Creative claims the Sleek can hold 10,000 average-length MP3s -- this is extremely optimistic, and the Sleek's actual capacity will vary depending on whether you pack the player with classical music or punk and what bit rate you encode at. Creative's claim assumes you'll be using WMA at 64kbps -- in our opinion, tracks in this format are basically unlistenable to. You should be encoding at an absolute minimum of 128kbps to get anything like the intended frequency of modern pop, and much more for classical music.
You can tweak audio playback on the Sleek using the five-band custom equaliser. This has eight preset settings that cover the major genres. If your MP3s are properly encoded they shouldn't require any EQ alterations, but it's good to know that the option of boosting or reducing certain frequencies is there if you need it.
The Sleek's ability to record live sound is especially useful at live gigs. Before you arrest us, many bands encourage tapings at their live shows, so long as you're not wandering about with a microphone getting in the way. The Sleek's microphone is incredibly discreet. Journalists and other professional interviewers could use the Sleek as a very effective alternative to the Dictaphone.
The Sleek will sync with your Microsoft Outlook Contacts, Calendars and Tasks. This is tricky to set up, and doesn't really warrant the complication. You can use the Sleek as a standard removable storage device -- just like a USB hard disk -- but make sure to include password protection on your files because, as with all portable devices, there's always the risk of loss or theft.
In our informal tests, sound quality on the Sleek came close to the iPod, but the Creative player didn't have quite the same warmth on tracks like Nirvana's Lithium. Running the Sleek through flat-response studio monitors produced a solid and present sound with excellent low end, especially on tracks encoded at a high bit rate. Fiddling with the Creative's EQ settings could sometimes give tracks that extra fidelity the iPod seems to achieve more naturally.

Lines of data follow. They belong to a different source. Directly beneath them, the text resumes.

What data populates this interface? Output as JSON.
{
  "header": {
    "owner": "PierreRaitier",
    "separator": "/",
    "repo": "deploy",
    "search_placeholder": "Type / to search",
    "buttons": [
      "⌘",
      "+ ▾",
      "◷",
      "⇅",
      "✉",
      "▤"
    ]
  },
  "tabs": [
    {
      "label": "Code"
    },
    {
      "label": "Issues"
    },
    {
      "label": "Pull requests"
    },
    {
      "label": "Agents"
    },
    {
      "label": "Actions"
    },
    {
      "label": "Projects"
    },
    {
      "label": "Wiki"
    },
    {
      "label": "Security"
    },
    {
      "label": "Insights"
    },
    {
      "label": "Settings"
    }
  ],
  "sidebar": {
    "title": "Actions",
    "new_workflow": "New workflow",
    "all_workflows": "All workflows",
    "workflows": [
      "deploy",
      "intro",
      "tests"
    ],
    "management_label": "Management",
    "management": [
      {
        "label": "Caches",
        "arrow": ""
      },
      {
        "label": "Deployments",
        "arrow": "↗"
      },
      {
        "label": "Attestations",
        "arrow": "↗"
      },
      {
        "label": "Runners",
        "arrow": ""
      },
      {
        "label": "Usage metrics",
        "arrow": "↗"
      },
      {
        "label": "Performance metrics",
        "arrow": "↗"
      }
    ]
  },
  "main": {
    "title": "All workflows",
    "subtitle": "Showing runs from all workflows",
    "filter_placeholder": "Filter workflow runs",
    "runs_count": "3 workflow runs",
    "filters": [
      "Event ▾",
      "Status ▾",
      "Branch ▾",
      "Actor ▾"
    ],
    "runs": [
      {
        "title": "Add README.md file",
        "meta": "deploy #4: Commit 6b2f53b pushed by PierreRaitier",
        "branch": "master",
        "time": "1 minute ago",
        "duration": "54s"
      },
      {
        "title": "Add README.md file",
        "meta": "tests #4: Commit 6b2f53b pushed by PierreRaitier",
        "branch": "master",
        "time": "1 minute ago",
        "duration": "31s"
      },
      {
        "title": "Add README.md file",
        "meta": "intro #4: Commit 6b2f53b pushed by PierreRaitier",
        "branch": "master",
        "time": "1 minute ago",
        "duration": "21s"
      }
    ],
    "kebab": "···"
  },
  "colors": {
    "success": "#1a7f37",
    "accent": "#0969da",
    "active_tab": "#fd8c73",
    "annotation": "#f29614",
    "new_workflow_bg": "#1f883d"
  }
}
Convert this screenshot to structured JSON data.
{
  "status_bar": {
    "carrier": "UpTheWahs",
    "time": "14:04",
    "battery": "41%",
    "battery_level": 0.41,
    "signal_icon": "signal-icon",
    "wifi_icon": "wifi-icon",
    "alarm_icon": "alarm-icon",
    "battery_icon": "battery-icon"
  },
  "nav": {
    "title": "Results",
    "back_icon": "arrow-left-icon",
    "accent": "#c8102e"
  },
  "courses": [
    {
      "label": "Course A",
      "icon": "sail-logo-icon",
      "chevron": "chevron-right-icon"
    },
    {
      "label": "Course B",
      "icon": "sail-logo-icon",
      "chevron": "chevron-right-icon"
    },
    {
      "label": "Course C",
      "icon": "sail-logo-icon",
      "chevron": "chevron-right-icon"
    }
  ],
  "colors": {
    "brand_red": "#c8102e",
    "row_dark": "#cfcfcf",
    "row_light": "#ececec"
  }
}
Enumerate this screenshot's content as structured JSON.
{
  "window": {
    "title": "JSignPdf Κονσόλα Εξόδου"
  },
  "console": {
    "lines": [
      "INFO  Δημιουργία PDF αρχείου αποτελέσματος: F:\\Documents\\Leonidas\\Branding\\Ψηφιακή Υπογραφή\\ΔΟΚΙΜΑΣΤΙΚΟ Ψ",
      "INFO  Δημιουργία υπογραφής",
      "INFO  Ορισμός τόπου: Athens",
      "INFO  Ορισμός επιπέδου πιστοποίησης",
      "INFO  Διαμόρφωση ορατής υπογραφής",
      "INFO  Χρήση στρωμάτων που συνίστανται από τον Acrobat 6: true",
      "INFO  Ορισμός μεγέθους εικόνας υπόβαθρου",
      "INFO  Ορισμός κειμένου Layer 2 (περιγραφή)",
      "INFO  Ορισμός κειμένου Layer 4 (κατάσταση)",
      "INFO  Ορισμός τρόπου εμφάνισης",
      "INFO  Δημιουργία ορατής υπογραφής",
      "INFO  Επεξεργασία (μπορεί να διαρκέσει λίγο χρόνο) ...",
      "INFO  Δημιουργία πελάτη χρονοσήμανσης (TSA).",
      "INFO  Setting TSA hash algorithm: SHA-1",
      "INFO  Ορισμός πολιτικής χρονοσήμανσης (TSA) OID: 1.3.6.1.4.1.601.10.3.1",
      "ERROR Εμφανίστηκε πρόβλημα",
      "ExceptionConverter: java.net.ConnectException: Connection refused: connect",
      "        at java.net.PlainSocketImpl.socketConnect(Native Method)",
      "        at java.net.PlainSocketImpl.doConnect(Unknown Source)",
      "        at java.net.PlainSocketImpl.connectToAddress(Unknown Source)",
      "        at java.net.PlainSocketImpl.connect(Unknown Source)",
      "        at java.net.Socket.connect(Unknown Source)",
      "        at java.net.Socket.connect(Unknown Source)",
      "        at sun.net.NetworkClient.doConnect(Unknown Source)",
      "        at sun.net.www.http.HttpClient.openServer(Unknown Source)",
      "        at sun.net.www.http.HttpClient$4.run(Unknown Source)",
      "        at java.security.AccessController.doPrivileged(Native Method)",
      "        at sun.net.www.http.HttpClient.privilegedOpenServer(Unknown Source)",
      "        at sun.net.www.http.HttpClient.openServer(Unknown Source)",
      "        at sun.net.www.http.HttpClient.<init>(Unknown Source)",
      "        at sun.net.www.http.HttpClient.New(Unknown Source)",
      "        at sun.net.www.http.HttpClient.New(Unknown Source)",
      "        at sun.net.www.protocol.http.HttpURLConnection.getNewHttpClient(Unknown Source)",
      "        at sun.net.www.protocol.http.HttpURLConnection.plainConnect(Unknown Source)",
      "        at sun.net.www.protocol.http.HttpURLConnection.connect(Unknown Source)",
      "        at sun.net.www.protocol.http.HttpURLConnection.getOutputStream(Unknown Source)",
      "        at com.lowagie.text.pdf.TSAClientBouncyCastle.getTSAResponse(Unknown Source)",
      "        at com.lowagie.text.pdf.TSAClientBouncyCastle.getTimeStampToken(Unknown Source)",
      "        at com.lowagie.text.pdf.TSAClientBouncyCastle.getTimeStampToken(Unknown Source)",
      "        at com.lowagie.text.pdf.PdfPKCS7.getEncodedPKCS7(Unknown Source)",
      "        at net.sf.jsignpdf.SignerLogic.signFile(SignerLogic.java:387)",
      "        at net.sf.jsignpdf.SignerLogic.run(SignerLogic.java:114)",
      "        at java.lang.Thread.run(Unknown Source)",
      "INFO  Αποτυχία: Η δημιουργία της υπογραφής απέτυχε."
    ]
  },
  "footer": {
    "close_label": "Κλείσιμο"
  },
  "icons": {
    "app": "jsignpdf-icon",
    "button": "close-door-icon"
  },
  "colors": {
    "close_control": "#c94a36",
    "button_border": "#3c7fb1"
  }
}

The vertical touch pad control on the Sleek is extremely frustrating and seems overly sensitive and slightly counter-intuitive. We often found pop-up menus appeared unexpectedly and we selected functions accidentally when reducing finger pressure on the pad or brushing it by mistake. It's a world away from the iPod's Click Wheel.
Edited by Mary Lojkine
Additional editing by Nick Hide